Euphoria over the Seattle Mariners’ first division championship was quickly replaced by a dose of reality in the halls of the Capitol on Tuesday, as lawmakers summoned back by leadership voiced numerous concerns about using state money to pay for a new Mariners stadium.
Political leadership spent the day trying to cajole rank-and-file members into supporting the $285 million stadium.
At the end of the day, it appeared members of the Senate were generally inclined to help pay for the stadium, although Republicans and Democrats differed on how to come up with the money. In the House, which is dominated by fiercely antitax Republicans, finding the requisite 50 votes appeared problematic.
The only issue that appears to be settled is that the Legislature will deal only with the baseball stadium in a special session. King County’s need for $70 million for repairs to the Kingdome roof and at least $100 million to improve the Kingdome for the Seahawks was off the table.
As legislative leaders met with their members, Gov. Mike Lowry said he wants to call lawmakers back for a special session within the next two weeks.

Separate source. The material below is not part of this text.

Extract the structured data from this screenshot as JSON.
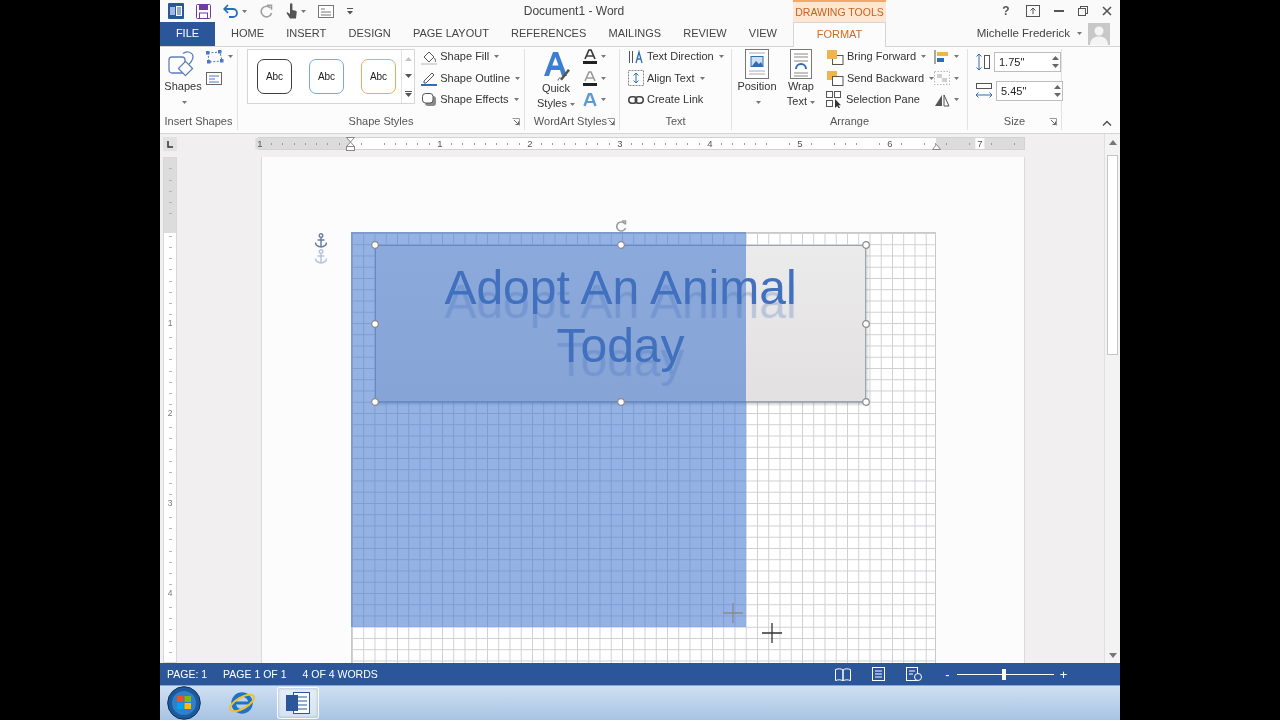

Lowry wants the Legislature to act by mid-October in order to allow time for the Metropolitan King County Council to approve a probable local tax increase to come up with its share of the total ballpark price tag.
sponsored According to two 2015 surveys, 62 percent of Americans do not have enough savings to handle an unexpected emergency, much less any long-term plans.